High-tech signs, low art value

A popular song from my youth decried the use of signs as stepping on our freedoms.

“Signs, signs, everywhere a sign, blocking out the scenery, breaking my mind.
“Do this, don’t do that, can’t you read the signs,” proclaimed the song by Five Man Electrical Group.

They say signs have been around since before formal written language. I had one aficionado of Paleo-Indian rock art tell me that he thought a particular petroglyph, because of it’s distinct and highly visible location, was like a sign to a nomadic people advertising good hunting grounds.

Karl Terry

Karl Terry

Highway billboards were a big form of advertising when I was growing up. On a trip you could measure how big a place was or maybe how great a tourist trap it was by the number of billboards you saw and the distance away from the attraction at which they started.

Burma Shave mastered the art of sign tease by breaking the catchy quote up on successive billboards and ending with their name.

A good billboard campaign could still bring in a nomadic crowd, weary and traveling the interstate highway. Tucumcari in the middle part of the last century started a billboard campaign that touted its 2,000 motel rooms with the catch line “Tucumcari Tonite.”

Lots of towns put their best foot forward with their entry sign. The Hollywood sign is a world famous icon as is the Las Vegas sign. Neither has changed in years.

Even the little burgh of Portales got into the act with a sign that declares: “Portales, Home of 18,000 friendly people and three or four old grouches.” That sign seems to be unique in its comical view of the town as a friendly place. Originated by local banker David Stone over 30 years ago, the sign has received a following all over the country in magazines and online.

One of the most unique signs I ever ran into was the DOOFNAC XEMI sign in Tucumcari. It was on a gift shop in big letters and tourists stopped just to find out what the heck a Doofnac Xemi was. Usually a lot of fun was had at the expense of unsuspecting shoppers before the help usually revealed that the owners had just scrambled the letters on the building, which had originally housed a Mexican food restaurant.

Over the years since the famous song came out cities, states and the federal government have stomped on our freedom of expression with lots of regulations about where signs are appropriate. Sort of flipping the song’s meaning on its ear. But the sign may not be done just yet.

These days electronic signs are the rage. My church is in the process of putting one up. The days of churches and gas stations using the suction cup on a long pole to change the prices or the verse of the day are gone. Just punch it into the computer, and while you’re at it add a few cool animated graphics.
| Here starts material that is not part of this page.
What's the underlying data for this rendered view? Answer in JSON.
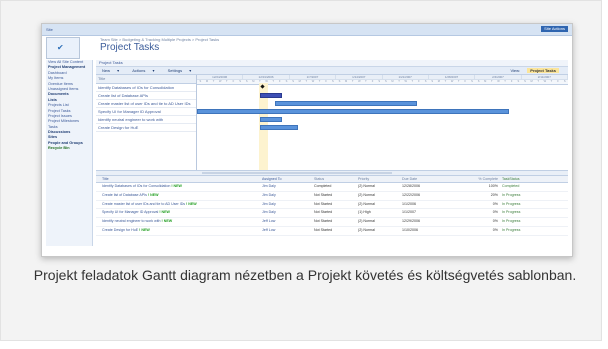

It’s a long way from rock art.

Karl Terry writes for Clovis Media Inc. Contact him at: